- ACTION ITEM
Check every line below for the string "запуска". Copy the ones that have it.

- PROVIDED ENTRIES
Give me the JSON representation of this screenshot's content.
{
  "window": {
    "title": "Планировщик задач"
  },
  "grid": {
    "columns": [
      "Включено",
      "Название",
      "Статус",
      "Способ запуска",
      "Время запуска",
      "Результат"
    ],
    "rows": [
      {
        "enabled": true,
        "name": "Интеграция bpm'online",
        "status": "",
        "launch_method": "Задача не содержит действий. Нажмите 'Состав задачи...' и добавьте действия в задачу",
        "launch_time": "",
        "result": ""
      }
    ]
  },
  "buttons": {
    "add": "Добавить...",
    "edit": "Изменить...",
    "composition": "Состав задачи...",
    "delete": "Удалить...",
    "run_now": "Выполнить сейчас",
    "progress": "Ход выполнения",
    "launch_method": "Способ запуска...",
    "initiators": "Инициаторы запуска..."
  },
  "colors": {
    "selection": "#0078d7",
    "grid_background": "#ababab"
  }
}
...
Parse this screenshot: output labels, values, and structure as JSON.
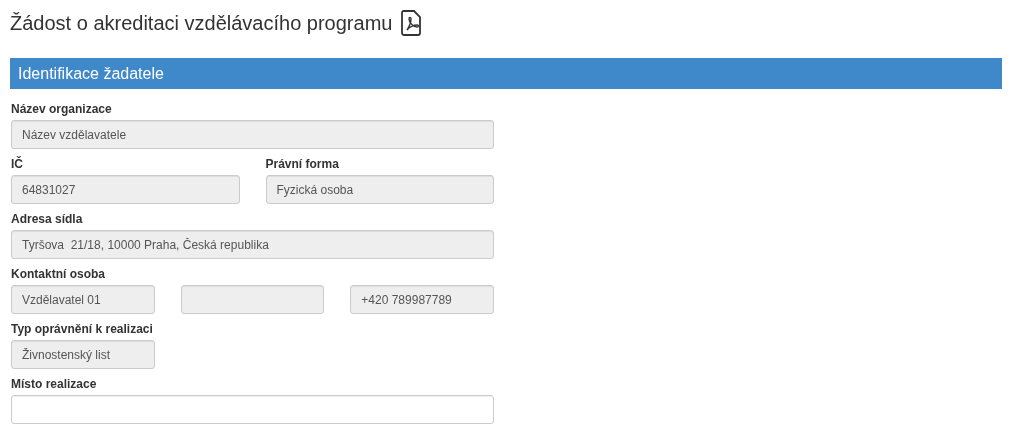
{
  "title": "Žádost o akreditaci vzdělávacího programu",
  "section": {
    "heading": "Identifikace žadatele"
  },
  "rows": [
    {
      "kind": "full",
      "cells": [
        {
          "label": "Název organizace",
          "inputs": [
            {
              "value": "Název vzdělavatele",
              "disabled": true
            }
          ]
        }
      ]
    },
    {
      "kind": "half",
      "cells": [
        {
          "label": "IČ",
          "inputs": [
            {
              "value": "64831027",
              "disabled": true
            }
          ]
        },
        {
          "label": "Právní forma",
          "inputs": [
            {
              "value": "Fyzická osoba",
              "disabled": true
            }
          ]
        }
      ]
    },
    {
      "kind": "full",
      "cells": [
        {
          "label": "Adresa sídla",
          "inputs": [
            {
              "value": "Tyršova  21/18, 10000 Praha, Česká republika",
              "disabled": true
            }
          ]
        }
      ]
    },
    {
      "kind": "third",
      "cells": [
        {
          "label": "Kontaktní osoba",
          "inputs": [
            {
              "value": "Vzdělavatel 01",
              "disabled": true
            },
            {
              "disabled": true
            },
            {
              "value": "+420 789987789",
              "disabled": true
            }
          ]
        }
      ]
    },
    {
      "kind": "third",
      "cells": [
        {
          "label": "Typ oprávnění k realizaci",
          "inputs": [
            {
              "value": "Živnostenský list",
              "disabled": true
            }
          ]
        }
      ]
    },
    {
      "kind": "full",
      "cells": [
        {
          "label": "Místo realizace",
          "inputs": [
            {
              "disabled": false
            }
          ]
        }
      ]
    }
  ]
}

- ANSWER BOX
      "Способ запуска",
      "Время запуска",
    "launch_method": "Способ запуска...",
    "initiators": "Инициаторы запуска..."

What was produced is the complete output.